August 10, 2014
After our short stay in Seattle we are finally on the way for our final destination. I entertained the idea of going to Alaska before I even started school several years ago and was truly excited to finally be mere miles away. We take a late evening flight from Seatac to AIA (Anchorage Intl) and even though we leave when it is almost completely dark as we keep moving north, the sky becomes brighter despite the late hour. The midnight sun season is over by early August but we would still still enjoy longer than usual days. Alaska greets us with rainy and cloudy weather as expected. It rains a lot throughout our visit when it is cloudy or even when it is sunny but it is just part of the local weather that you have to come to terms with. Most of the time it is merely a drizzle though that people pay little attention to, not a downpour that you would usually get in the Southern states.

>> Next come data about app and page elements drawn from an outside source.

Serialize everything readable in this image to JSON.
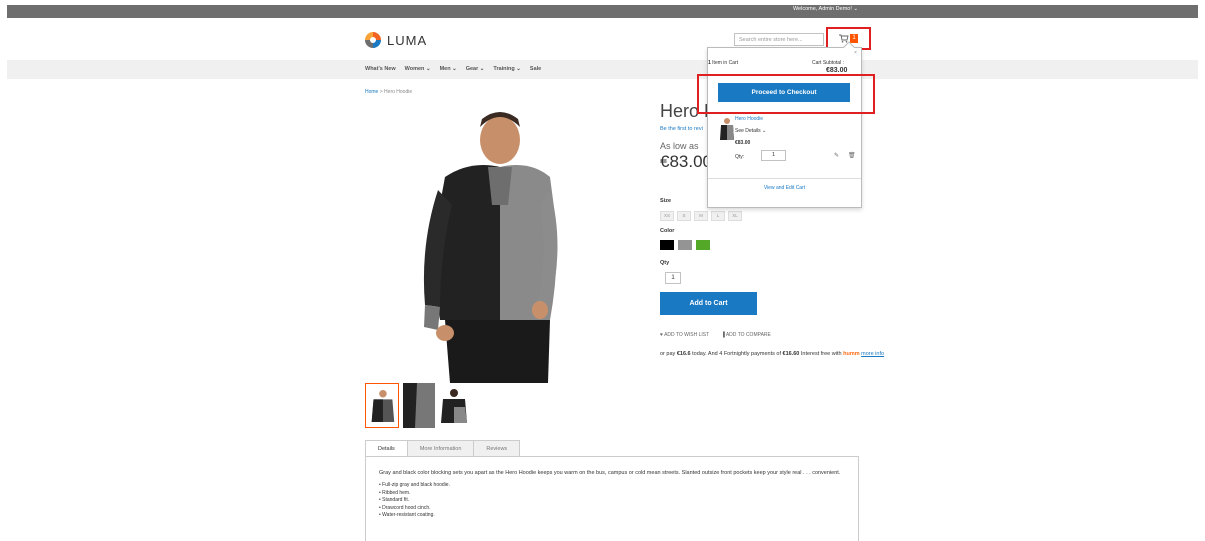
{
  "header": {
    "welcome": "Welcome, Admin Demo! ⌄",
    "logo_text": "LUMA",
    "search_placeholder": "Search entire store here...",
    "cart_count": "1"
  },
  "nav": {
    "items": [
      "What's New",
      "Women ⌄",
      "Men ⌄",
      "Gear ⌄",
      "Training ⌄",
      "Sale"
    ]
  },
  "breadcrumb": {
    "home": "Home",
    "separator": ">",
    "current": "Hero Hoodie"
  },
  "product": {
    "title": "Hero H",
    "review_link": "Be the first to revi",
    "as_low_as": "As low as",
    "price": "€83.00",
    "size_label": "Size",
    "sizes": [
      "XS",
      "S",
      "M",
      "L",
      "XL"
    ],
    "color_label": "Color",
    "colors": [
      "#000000",
      "#949494",
      "#53a828"
    ],
    "qty_label": "Qty",
    "qty_value": "1",
    "add_to_cart": "Add to Cart",
    "wish_list": "♥ ADD TO WISH LIST",
    "compare": "▐ ADD TO COMPARE",
    "humm_text_1": "or pay",
    "humm_amount_1": "€16.6",
    "humm_text_2": "today. And 4 Fortnightly payments of",
    "humm_amount_2": "€16.60",
    "humm_text_3": "Interest free with",
    "humm_logo": "humm",
    "humm_more": "more info"
  },
  "tabs": {
    "items": [
      "Details",
      "More Information",
      "Reviews"
    ],
    "description": "Gray and black color blocking sets you apart as the Hero Hoodie keeps you warm on the bus, campus or cold mean streets. Slanted outsize front pockets keep your style real . . . convenient.",
    "features": [
      "Full-zip gray and black hoodie.",
      "Ribbed hem.",
      "Standard fit.",
      "Drawcord hood cinch.",
      "Water-resistant coating."
    ]
  },
  "minicart": {
    "close": "×",
    "item_count": "1",
    "item_count_label": "Item in Cart",
    "subtotal_label": "Cart Subtotal :",
    "subtotal": "€83.00",
    "checkout": "Proceed to Checkout",
    "item_name": "Hero Hoodie",
    "see_details": "See Details ⌄",
    "item_price": "€83.00",
    "qty_label": "Qty:",
    "qty_value": "1",
    "view_edit": "View and Edit Cart"
  },
  "colors": {
    "accent": "#1979c3",
    "brand_orange": "#ff5501",
    "highlight_red": "#e02020"
  }
}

We only spend one night in Anchorage and after getting camping supplies and groceries start driving on Hwy 1 south along the coast. First stopping in a town of Girdwood, just a short drive from Anchorage, we walk around the Blueberry Festival grounds. Girdwood is the only town in central Alaska that maintains downhill ski trails despite abundance of mountains in the state, it is simply uneconomical to build ski resorts on the same scale as in Colorado or Utah. Girdwood is a host to Alyeska hotel and ski resort that attracts skies and snowboarders in winters and hikers in the summer boasting several trails nearby and plenty of blueberries on its hills in late summer. The blueberry festival is an annual event featuring a live band as well as crafts and food vendors offering blueberry creations- pies, crepes, honey and of course fresh blueberry. We get ricotta blueberry crepes and quesadilla for lunch and consider taking on of the chairlifts going up the blueberry hill for visitors who prefer to pick their own berries. But before we get in line it starts raining and we return to the car to keep driving toward the village of Hope.
Hope is a small village in the Northeast part of the Kenai peninsula and is mostly famous as a final or a start point for the Resurrection trail. Resurrection trail is a popular 38 mile long route connecting communities of Hope and Coopers Landing on the Kenai peninsula. There are several forest service cabins along the trail that are available for hikers; cabins are quite primitive with only bunk beds, wooden stove, table and chairs, and an ax and saw for firewood. While we have no time to do the entire 38 mile walk, we start at Hope and hike for 7.1 miles until we reach Caribou Creek Cabin where we stop for the night. The trail is quite secluded and we only meet three people along the way and all within a mile of the trailhead.
The section of the trail from the Hope trailhead to the cabin mostly parallels the river and travels through mixed spruce and birch forest. The trail is relatively even with few ups and downs and is relatively easy though with quite a few narrow and muddy spots, especially after it rains. While we do not encounter any wildlife except for birds and a ton of bloodthirsty mosquitoes on our way, the area is known for black and brown bears, wolves, and moose, thus everyone is advised to take bear safety precautions and to make enough noise especially in lush vegetation areas. With regard to local flora, we note cow parsnip all along the trail, horsetail, and lupine flowers closer to the river bank. At higher elevations a dark green forest floor displays multiple splashes of color, filled with red, yellow, and brown mushroom hats. Mushroom galore along the resurrection trail and in other parts of Alaska is truly remarkable, I count at least 15 different mushroom types just walking along the trail, both edible and toxic varieties. One ever stranded in the Alaskan bush could probably survive on mushrooms alone.
We start our hike around 6 pm and after crossing the river several times we come across a long bridge at mile 7 marking the proximity of the cabin. We finally notice the sign pointing to the cabin and the cabin itself positioned slightly off the trail, overlooking the river bank. It is closer to 9-10 pm now and the sun slowly starts disappearing behind the mountain ridges.
A rustic cabin looks spacious, warm, and cozy, and after fetching some drinking water from the stream and starting a fire, we settle in and sit down for dinner looking out to the view of the creek and a mountain ridge above it. There is a guest book in the cabin left by a forest service where every guest checked in and shared their experiences. We add a note for August 10th:
Beautiful hike. Did not see any bear trace on the way in. Cabin was clean and toasty when we arrived at 10 pm. Stocked some water for the next guest. It gets chilly at night -the wooden stove makes it much nicer. Plenty of firewood.
The sun finally sets closer to midnight and with only a faint sound of the stream rippling and burbling in the valley below, resembling rain drops, we fall sleep in complete darkness with clouds covering the night sky that day. The next morning we fix a quick breakfast and trek the same 7.1 miles back to the trailhead, but this time the scenery is familiar except for muddy patches here and there formed by the overnight rain and the morning dew. We press on almost without stopping and get to the trailhead around lunch time, put the gear back into the car, and leave the village of Hope for our next destination.